It’s that time of year, when we vow to make good on our New Year’s resolutions. Because we want big results, we start with big goals. We resolve to go to the gym an hour every day. Eat healthy — all the time. Or spend a half hour meditating every day. Yet, as goal-setting goes, starting big seldom leads to results.
In fact, only a small percentage of us keep our New Year’s resolutions. A 2017 University of Scranton External Site study suggests that only 9 percent of people achieve their New Year’s goals.
"Stack" on healthy habits you're already doing
If you’re looking for a new approach to goal setting and self-improvement, try “habit stacking.” The idea is simple: You take your current healthy habits and build on them, a little bit at a time.
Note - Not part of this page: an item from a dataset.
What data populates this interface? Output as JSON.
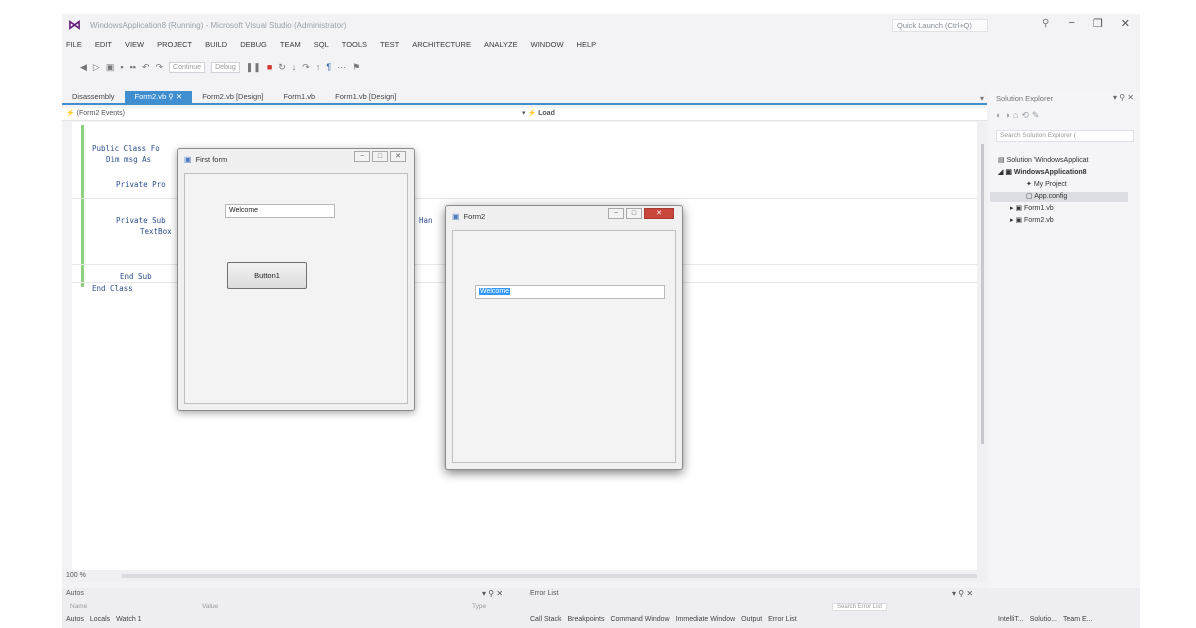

With habit stacking, you first consider the good habits you maintain daily. Many of them are strong habits that you may take for granted — eating a healthy breakfast, spending time stretching or taking the dog for a walk. Others seem mundane, yet they are also important: brushing your teeth, wearing a seatbelt or locking the doors at night.
Next, you find a new behavior or habit that you want to adopt, and you “stack” it or add it to the habit you already have in place.
For example, flossing after brushing your teeth. Meditating for five minutes after your healthy breakfast. Or lift weights for five minutes after you take your dog for a walk.
“Habit-stacking works because you’re more likely to stick to a new behavior if it links to a pattern, task or habit already built into your brain,” says Angie Allen, a licensed mental health counselor in Clive, Iowa. “You’ll stick to the new behavior if it isn’t a huge commitment of time and effort. Start small and work your way into the habit.”
Safety: Before I put on my seatbelt, I will turn off my phone. Quality-time: Before tucking my child into bed, I will read to her for five minutes. Meditation: After I make my morning coffee, I will mediate for one minute. Getting organized: Before I turn on the TV, I will organize a shelf, cabinet or drawer. Hydration: Before I eat dinner, I will drink a cup of water. Kindness/appreciation: After I get home from work, I will compliment my spouse. Gratitude: Before I go to bed, I will think of one person I am grateful for. Procrastination-busting: Before I check my email, I will complete one task on my to-do list.
“If you have a fitness-oriented resolution but do not have an established fitness routine, start with a trigger, such as eating lunch,” says Allen. “Then add, ‘After I eat lunch, I will walk for five minutes.’ It’s likely that once you get started, you’ll find it easy to tack on more time to the activity.”
Or, if you want to strengthen your core, start with a trigger, such as making your bed in the morning. Start with 10 crunches. As time goes on, you can add more crunches. Or, you can add a plank and gradually increase your endurance.
For more established fitness routines, you can “stack” new exercises onto your current workout. For example, if you want to build strength, stack five minutes of weight lifting onto your morning run. If you want to work on flexibility, stack five minutes of stretching. If you want to build speed into your cardio, stack five minutes of interval training. Simply take your goal and build it into your workout.